The results of these initial tests indicate that the   Mahmood Fateh and Dr. Magdy El-Sibaie of
system can make useful measurements that               FRA’s Track Research Division have provided
could be the basis for continuous computation of       technical support and direction. Special Thanks
modulus as the railcar moves along the track.          to Omaha Public Power District and Rich Kotan
                                                       for assistance in the data collection presented.
[1] Cai, Z.; Raymond, G. P. and Bathurst, R. J.
“Estimate of Static Track Modulus Using Elastic        Mahmood Fateh
Foundation Models”. Transportation Research            Federal Railroad Administration
Record 1470. 1994, pp 65-72.                           Office of Research and Development
                                                       1120 Vermont Avenue NW - Mail Stop 20
[2] Selig, Ernest T. and Li, Dingqing. Track           Washington, DC 20590
Modulus: Its Meaning and Factors Influencing It.       TEL: (202) 493-6361
Transportation Research Record 1470. 1994,             FAX: (202) 493-6333
pp 47-54.                                              mahmood.fateh@fra.dot.gov

[3] Boresi, Arthur P.; Schmidt, Richard J. and         KEYWORDS: Track modulus, Track Stiffness,
Sidebottom, Omar M. Advanced Mechanics of              Railroad Investigation, Railroad Maintenance
Materials 5th Edition.
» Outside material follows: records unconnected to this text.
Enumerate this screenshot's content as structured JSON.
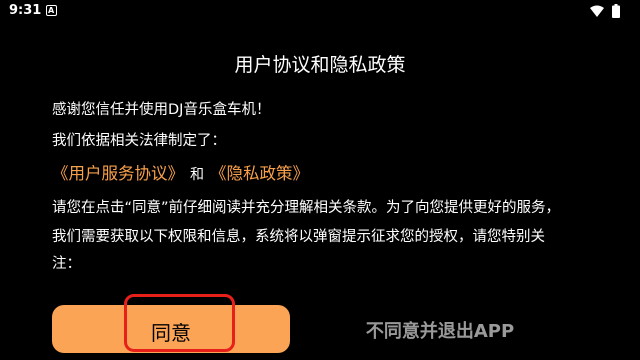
{
  "status_bar": {
    "time": "9:31",
    "notification_icon": "a-notification-icon",
    "wifi_icon": "wifi-icon",
    "battery_icon": "battery-icon"
  },
  "dialog": {
    "title": "用户协议和隐私政策",
    "line1": "感谢您信任并使用DJ音乐盒车机！",
    "line2": "我们依据相关法律制定了：",
    "user_agreement_link": "《用户服务协议》",
    "and_text": "和",
    "privacy_policy_link": "《隐私政策》",
    "body_line1": "请您在点击“同意”前仔细阅读并充分理解相关条款。为了向您提供更好的服务，",
    "body_line2": "我们需要获取以下权限和信息，系统将以弹窗提示征求您的授权，请您特别关",
    "body_line3": "注："
  },
  "buttons": {
    "agree": "同意",
    "disagree": "不同意并退出APP"
  },
  "colors": {
    "background": "#000000",
    "accent": "#fba456",
    "link": "#f8a04a",
    "highlight": "#e8201a",
    "disabled_text": "#9a9a9a"
  }
}
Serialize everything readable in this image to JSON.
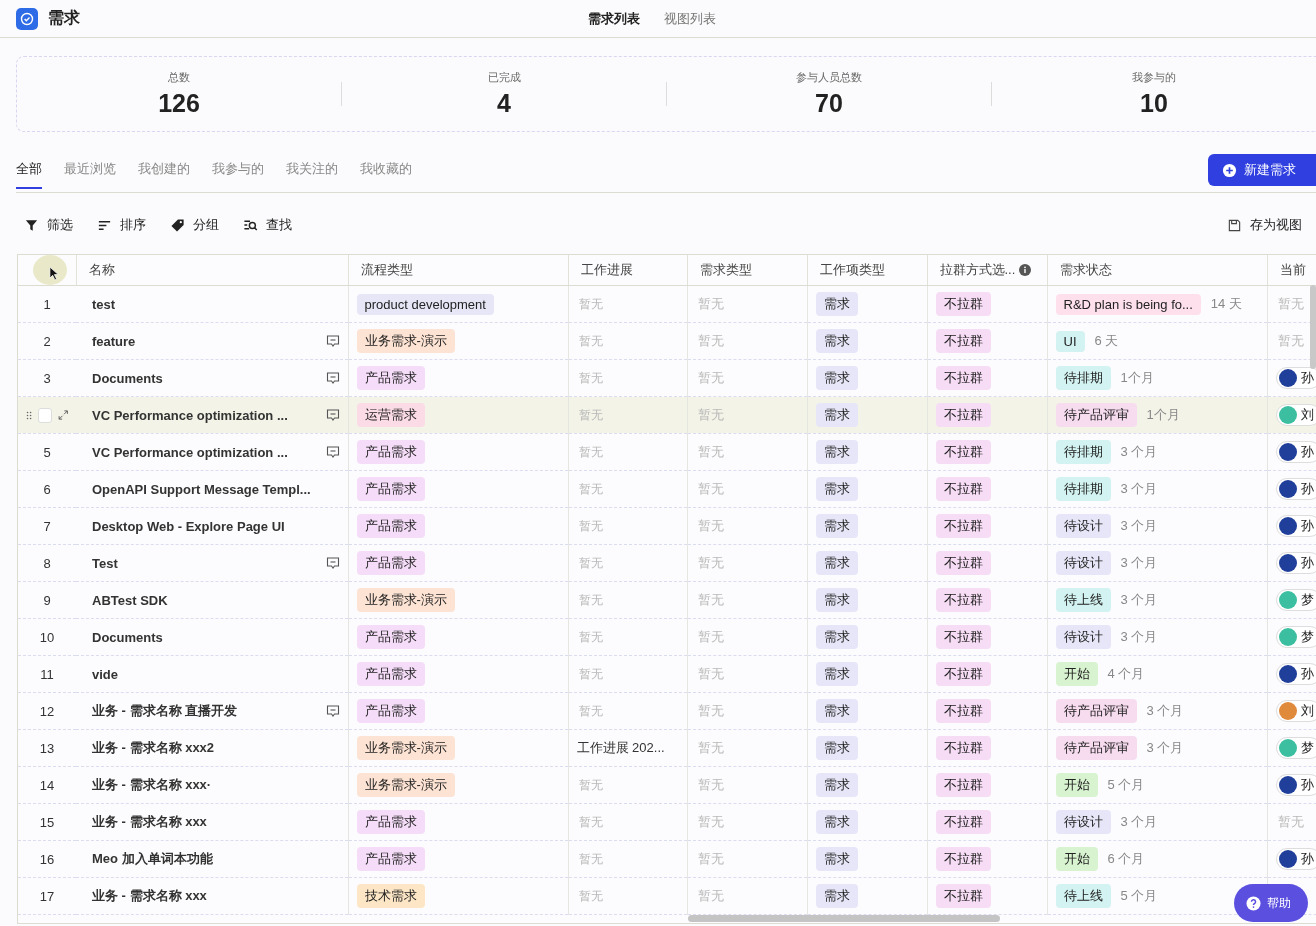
{
  "app": {
    "title": "需求"
  },
  "nav_tabs": [
    {
      "label": "需求列表",
      "selected": true
    },
    {
      "label": "视图列表",
      "selected": false
    }
  ],
  "stats": [
    {
      "label": "总数",
      "value": "126"
    },
    {
      "label": "已完成",
      "value": "4"
    },
    {
      "label": "参与人员总数",
      "value": "70"
    },
    {
      "label": "我参与的",
      "value": "10"
    }
  ],
  "filter_tabs": [
    {
      "label": "全部",
      "selected": true
    },
    {
      "label": "最近浏览",
      "selected": false
    },
    {
      "label": "我创建的",
      "selected": false
    },
    {
      "label": "我参与的",
      "selected": false
    },
    {
      "label": "我关注的",
      "selected": false
    },
    {
      "label": "我收藏的",
      "selected": false
    }
  ],
  "new_button": "新建需求",
  "toolbar": [
    {
      "kind": "filter",
      "label": "筛选"
    },
    {
      "kind": "sort",
      "label": "排序"
    },
    {
      "kind": "group",
      "label": "分组"
    },
    {
      "kind": "find",
      "label": "查找"
    }
  ],
  "save_view": "存为视图",
  "table": {
    "columns": [
      "名称",
      "流程类型",
      "工作进展",
      "需求类型",
      "工作项类型",
      "拉群方式选...",
      "需求状态",
      "当前"
    ],
    "rows": [
      {
        "number": "1",
        "hovered": false,
        "name": "test",
        "comment": false,
        "flow": {
          "text": "product development",
          "color": "#e6e6f7"
        },
        "progress": "暂无",
        "demand_type": "暂无",
        "item_type": "需求",
        "group": "不拉群",
        "status": {
          "text": "R&D plan is being fo...",
          "color": "#fde0ec"
        },
        "age": "14 天",
        "owner": {
          "empty": "暂无"
        }
      },
      {
        "number": "2",
        "hovered": false,
        "name": "feature",
        "comment": true,
        "flow": {
          "text": "业务需求-演示",
          "color": "#fde3d3"
        },
        "progress": "暂无",
        "demand_type": "暂无",
        "item_type": "需求",
        "group": "不拉群",
        "status": {
          "text": "UI",
          "color": "#d2f3f1"
        },
        "age": "6 天",
        "owner": {
          "empty": "暂无"
        }
      },
      {
        "number": "3",
        "hovered": false,
        "name": "Documents",
        "comment": true,
        "flow": {
          "text": "产品需求",
          "color": "#f5dcf8"
        },
        "progress": "暂无",
        "demand_type": "暂无",
        "item_type": "需求",
        "group": "不拉群",
        "status": {
          "text": "待排期",
          "color": "#d2f3f1"
        },
        "age": "1个月",
        "owner": {
          "name": "孙",
          "color": "#1f3f9a"
        }
      },
      {
        "hovered": true,
        "name": "VC Performance optimization ...",
        "comment": true,
        "flow": {
          "text": "运营需求",
          "color": "#fbdbe5"
        },
        "progress": "暂无",
        "demand_type": "暂无",
        "item_type": "需求",
        "group": "不拉群",
        "status": {
          "text": "待产品评审",
          "color": "#f7dcf0"
        },
        "age": "1个月",
        "owner": {
          "name": "刘",
          "color": "#3cbfa0"
        }
      },
      {
        "number": "5",
        "hovered": false,
        "name": "VC Performance optimization ...",
        "comment": true,
        "flow": {
          "text": "产品需求",
          "color": "#f5dcf8"
        },
        "progress": "暂无",
        "demand_type": "暂无",
        "item_type": "需求",
        "group": "不拉群",
        "status": {
          "text": "待排期",
          "color": "#d2f3f1"
        },
        "age": "3 个月",
        "owner": {
          "name": "孙",
          "color": "#1f3f9a"
        }
      },
      {
        "number": "6",
        "hovered": false,
        "name": "OpenAPI Support Message Templ...",
        "comment": false,
        "flow": {
          "text": "产品需求",
          "color": "#f5dcf8"
        },
        "progress": "暂无",
        "demand_type": "暂无",
        "item_type": "需求",
        "group": "不拉群",
        "status": {
          "text": "待排期",
          "color": "#d2f3f1"
        },
        "age": "3 个月",
        "owner": {
          "name": "孙",
          "color": "#1f3f9a"
        }
      },
      {
        "number": "7",
        "hovered": false,
        "name": "Desktop Web - Explore Page UI",
        "comment": false,
        "flow": {
          "text": "产品需求",
          "color": "#f5dcf8"
        },
        "progress": "暂无",
        "demand_type": "暂无",
        "item_type": "需求",
        "group": "不拉群",
        "status": {
          "text": "待设计",
          "color": "#e6e6f8"
        },
        "age": "3 个月",
        "owner": {
          "name": "孙",
          "color": "#1f3f9a"
        }
      },
      {
        "number": "8",
        "hovered": false,
        "name": "Test",
        "comment": true,
        "flow": {
          "text": "产品需求",
          "color": "#f5dcf8"
        },
        "progress": "暂无",
        "demand_type": "暂无",
        "item_type": "需求",
        "group": "不拉群",
        "status": {
          "text": "待设计",
          "color": "#e6e6f8"
        },
        "age": "3 个月",
        "owner": {
          "name": "孙",
          "color": "#1f3f9a"
        }
      },
      {
        "number": "9",
        "hovered": false,
        "name": "ABTest SDK",
        "comment": false,
        "flow": {
          "text": "业务需求-演示",
          "color": "#fde3d3"
        },
        "progress": "暂无",
        "demand_type": "暂无",
        "item_type": "需求",
        "group": "不拉群",
        "status": {
          "text": "待上线",
          "color": "#d2f3f1"
        },
        "age": "3 个月",
        "owner": {
          "name": "梦",
          "color": "#3cbfa0"
        }
      },
      {
        "number": "10",
        "hovered": false,
        "name": "Documents",
        "comment": false,
        "flow": {
          "text": "产品需求",
          "color": "#f5dcf8"
        },
        "progress": "暂无",
        "demand_type": "暂无",
        "item_type": "需求",
        "group": "不拉群",
        "status": {
          "text": "待设计",
          "color": "#e6e6f8"
        },
        "age": "3 个月",
        "owner": {
          "name": "梦",
          "color": "#3cbfa0"
        }
      },
      {
        "number": "11",
        "hovered": false,
        "name": "vide",
        "comment": false,
        "flow": {
          "text": "产品需求",
          "color": "#f5dcf8"
        },
        "progress": "暂无",
        "demand_type": "暂无",
        "item_type": "需求",
        "group": "不拉群",
        "status": {
          "text": "开始",
          "color": "#d8f3cf"
        },
        "age": "4 个月",
        "owner": {
          "name": "孙",
          "color": "#1f3f9a"
        }
      },
      {
        "number": "12",
        "hovered": false,
        "name": "业务 - 需求名称 直播开发",
        "comment": true,
        "flow": {
          "text": "产品需求",
          "color": "#f5dcf8"
        },
        "progress": "暂无",
        "demand_type": "暂无",
        "item_type": "需求",
        "group": "不拉群",
        "status": {
          "text": "待产品评审",
          "color": "#f7dcf0"
        },
        "age": "3 个月",
        "owner": {
          "name": "刘",
          "color": "#e08a3c"
        }
      },
      {
        "number": "13",
        "hovered": false,
        "name": "业务 - 需求名称 xxx2",
        "comment": false,
        "flow": {
          "text": "业务需求-演示",
          "color": "#fde3d3"
        },
        "progress": "工作进展 202...",
        "demand_type": "暂无",
        "item_type": "需求",
        "group": "不拉群",
        "status": {
          "text": "待产品评审",
          "color": "#f7dcf0"
        },
        "age": "3 个月",
        "owner": {
          "name": "梦",
          "color": "#3cbfa0"
        }
      },
      {
        "number": "14",
        "hovered": false,
        "name": "业务 - 需求名称 xxx·",
        "comment": false,
        "flow": {
          "text": "业务需求-演示",
          "color": "#fde3d3"
        },
        "progress": "暂无",
        "demand_type": "暂无",
        "item_type": "需求",
        "group": "不拉群",
        "status": {
          "text": "开始",
          "color": "#d8f3cf"
        },
        "age": "5 个月",
        "owner": {
          "name": "孙",
          "color": "#1f3f9a"
        }
      },
      {
        "number": "15",
        "hovered": false,
        "name": "业务 - 需求名称 xxx",
        "comment": false,
        "flow": {
          "text": "产品需求",
          "color": "#f5dcf8"
        },
        "progress": "暂无",
        "demand_type": "暂无",
        "item_type": "需求",
        "group": "不拉群",
        "status": {
          "text": "待设计",
          "color": "#e6e6f8"
        },
        "age": "3 个月",
        "owner": {
          "empty": "暂无"
        }
      },
      {
        "number": "16",
        "hovered": false,
        "name": "Meo 加入单词本功能",
        "comment": false,
        "flow": {
          "text": "产品需求",
          "color": "#f5dcf8"
        },
        "progress": "暂无",
        "demand_type": "暂无",
        "item_type": "需求",
        "group": "不拉群",
        "status": {
          "text": "开始",
          "color": "#d8f3cf"
        },
        "age": "6 个月",
        "owner": {
          "name": "孙",
          "color": "#1f3f9a"
        }
      },
      {
        "number": "17",
        "hovered": false,
        "name": "业务 - 需求名称 xxx",
        "comment": false,
        "flow": {
          "text": "技术需求",
          "color": "#fde6c6"
        },
        "progress": "暂无",
        "demand_type": "暂无",
        "item_type": "需求",
        "group": "不拉群",
        "status": {
          "text": "待上线",
          "color": "#d2f3f1"
        },
        "age": "5 个月"
      }
    ]
  },
  "help_button": "帮助"
}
New York, NY: John Wiley
& Sons, Inc. 1993.

[4] Meyer, Marcus B. Measurement of Railroad
Track Modulus on a Fast Moving Railcar,
Masters    Thesis,    Dept.   of   Mechanical
Engineering, U. of Nebraska, May 2002.


The current phase of work is focused on further
verification of the measurements using
independent track-side measurements of
modulus.      A more robust system will be
developed based on this concept and will be
tested for longer distances on a wider variety of
track.     Planned future work also includes
calibration and dynamic effects at higher

                                                                                               Page 5

To top